# Try it
Please reproduce the lines from the one containing "Transcribe this image's" through the end of the data below exactly as they stand, and omit all pictures.

Data about app and page elements
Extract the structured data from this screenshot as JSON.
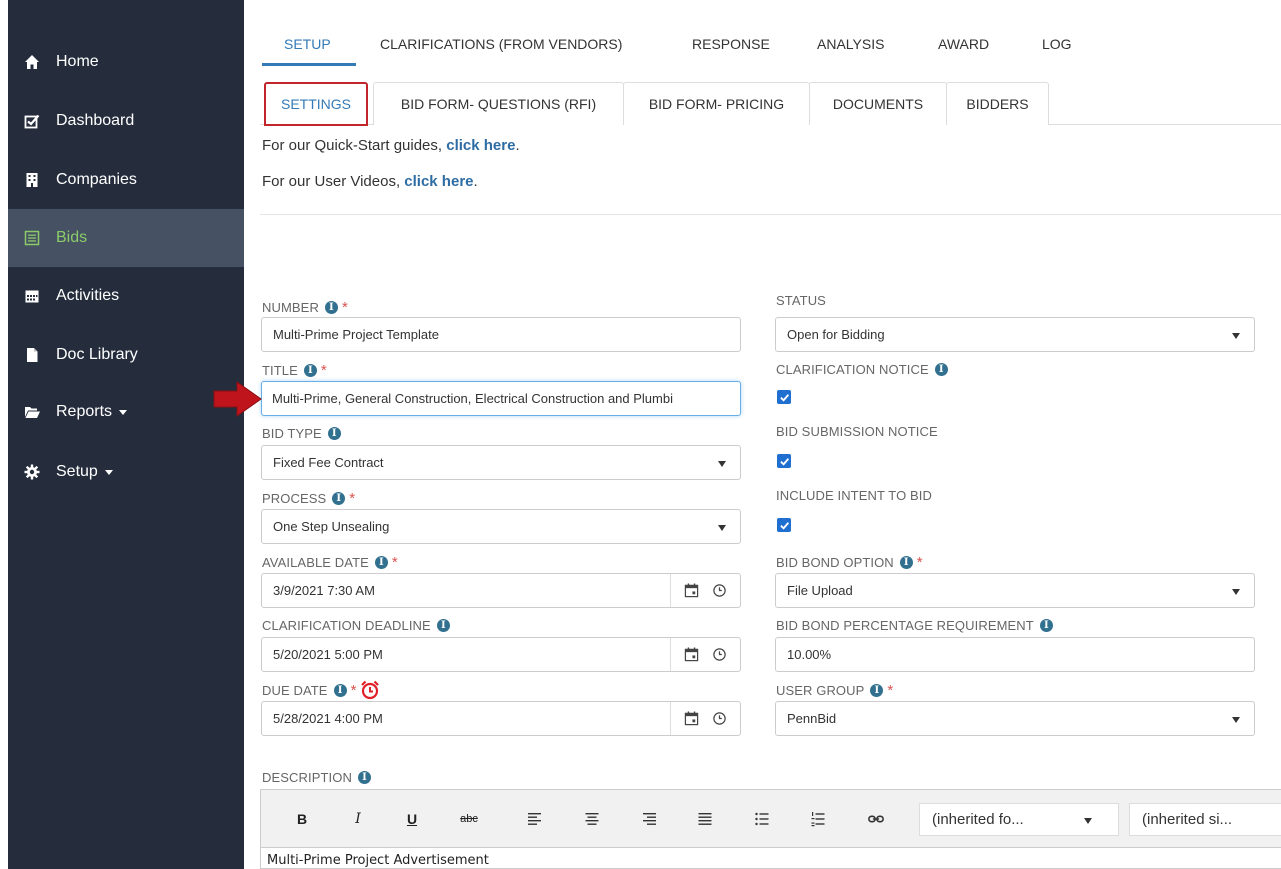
{
  "sidebar": {
    "items": [
      {
        "label": "Home",
        "icon": "home-icon"
      },
      {
        "label": "Dashboard",
        "icon": "check-square-icon"
      },
      {
        "label": "Companies",
        "icon": "building-icon"
      },
      {
        "label": "Bids",
        "icon": "list-icon",
        "active": true
      },
      {
        "label": "Activities",
        "icon": "calendar-icon"
      },
      {
        "label": "Doc Library",
        "icon": "file-icon"
      },
      {
        "label": "Reports",
        "icon": "folder-open-icon"
      },
      {
        "label": "Setup",
        "icon": "gear-icon"
      }
    ]
  },
  "top_tabs": [
    "SETUP",
    "CLARIFICATIONS (FROM VENDORS)",
    "RESPONSE",
    "ANALYSIS",
    "AWARD",
    "LOG"
  ],
  "sub_tabs": [
    "SETTINGS",
    "BID FORM- QUESTIONS (RFI)",
    "BID FORM- PRICING",
    "DOCUMENTS",
    "BIDDERS"
  ],
  "help": {
    "guides_prefix": "For our Quick-Start guides, ",
    "guides_link": "click here",
    "videos_prefix": "For our User Videos, ",
    "videos_link": "click here",
    "period": "."
  },
  "form": {
    "number_label": "NUMBER",
    "number_value": "Multi-Prime Project Template",
    "title_label": "TITLE",
    "title_value": "Multi-Prime, General Construction, Electrical Construction and Plumbi",
    "bid_type_label": "BID TYPE",
    "bid_type_value": "Fixed Fee Contract",
    "process_label": "PROCESS",
    "process_value": "One Step Unsealing",
    "available_date_label": "AVAILABLE DATE",
    "available_date_value": "3/9/2021 7:30 AM",
    "clarification_deadline_label": "CLARIFICATION DEADLINE",
    "clarification_deadline_value": "5/20/2021 5:00 PM",
    "due_date_label": "DUE DATE",
    "due_date_value": "5/28/2021 4:00 PM",
    "status_label": "STATUS",
    "status_value": "Open for Bidding",
    "clarification_notice_label": "CLARIFICATION NOTICE",
    "clarification_notice_checked": true,
    "bid_submission_notice_label": "BID SUBMISSION NOTICE",
    "bid_submission_notice_checked": true,
    "intent_to_bid_label": "INCLUDE INTENT TO BID",
    "intent_to_bid_checked": true,
    "bid_bond_option_label": "BID BOND OPTION",
    "bid_bond_option_value": "File Upload",
    "bid_bond_pct_label": "BID BOND PERCENTAGE REQUIREMENT",
    "bid_bond_pct_value": "10.00%",
    "user_group_label": "USER GROUP",
    "user_group_value": "PennBid",
    "description_label": "DESCRIPTION",
    "required_mark": "*",
    "info_glyph": "i"
  },
  "editor": {
    "bold": "B",
    "italic": "I",
    "underline": "U",
    "strike": "abc",
    "font_select": "(inherited fo...",
    "size_select": "(inherited si...",
    "body_text": "Multi-Prime Project Advertisement"
  },
  "colors": {
    "sidebar_bg": "#252d3d",
    "sidebar_active_bg": "#465263",
    "active_text": "#8ccb6a",
    "accent_blue": "#337ab7",
    "required_red": "#d9534f",
    "highlight_border": "#c0262c",
    "pointer_arrow": "#c0141c"
  }
}
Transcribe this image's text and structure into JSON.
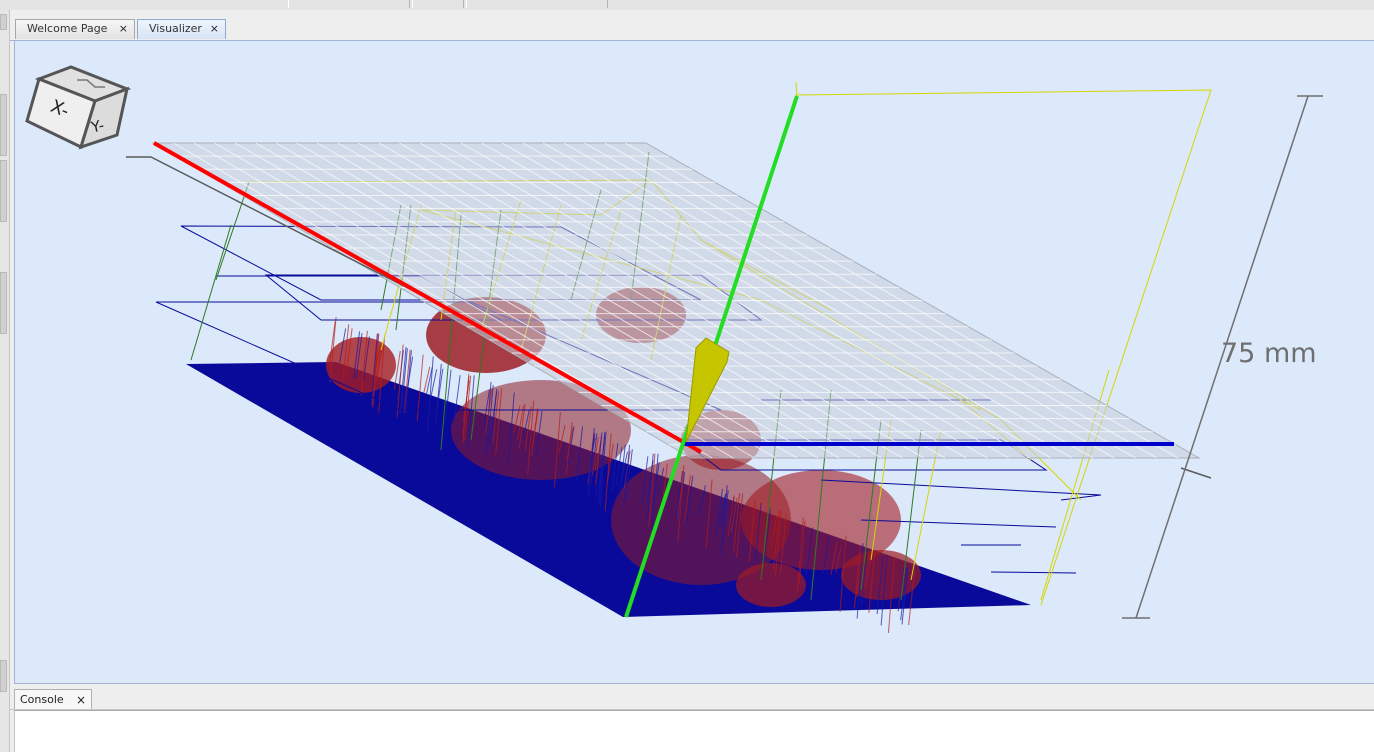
{
  "tabs": [
    {
      "label": "Welcome Page",
      "close": "×"
    },
    {
      "label": "Visualizer",
      "close": "×"
    }
  ],
  "view_cube": {
    "left_face": "X-",
    "right_face": "Y-"
  },
  "dimension_label": "75 mm",
  "console": {
    "tab_label": "Console",
    "close": "×"
  },
  "colors": {
    "viewport_bg": "#dbe9fb",
    "x_axis": "#ff0000",
    "y_axis": "#22dd22",
    "z_axis": "#0000cc",
    "toolpath_cut": "#0a0a9a",
    "toolpath_arc": "#b01818",
    "rapid_move": "#d8d800",
    "grid": "#c8cedb",
    "tool": "#c8c800"
  },
  "icons": [
    "view-cube-icon",
    "close-icon"
  ]
}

# Response area
Transcribe this image's text and structure into JSON.
{
  "tabs": [
    {
      "label": "Welcome Page",
      "close": "×"
    },
    {
      "label": "Visualizer",
      "close": "×"
    }
  ],
  "view_cube": {
    "left_face": "X-",
    "right_face": "Y-"
  },
  "dimension_label": "75 mm",
  "console": {
    "tab_label": "Console",
    "close": "×"
  },
  "colors": {
    "viewport_bg": "#dbe9fb",
    "x_axis": "#ff0000",
    "y_axis": "#22dd22",
    "z_axis": "#0000cc",
    "toolpath_cut": "#0a0a9a",
    "toolpath_arc": "#b01818",
    "rapid_move": "#d8d800",
    "grid": "#c8cedb",
    "tool": "#c8c800"
  },
  "icons": [
    "view-cube-icon",
    "close-icon"
  ]
}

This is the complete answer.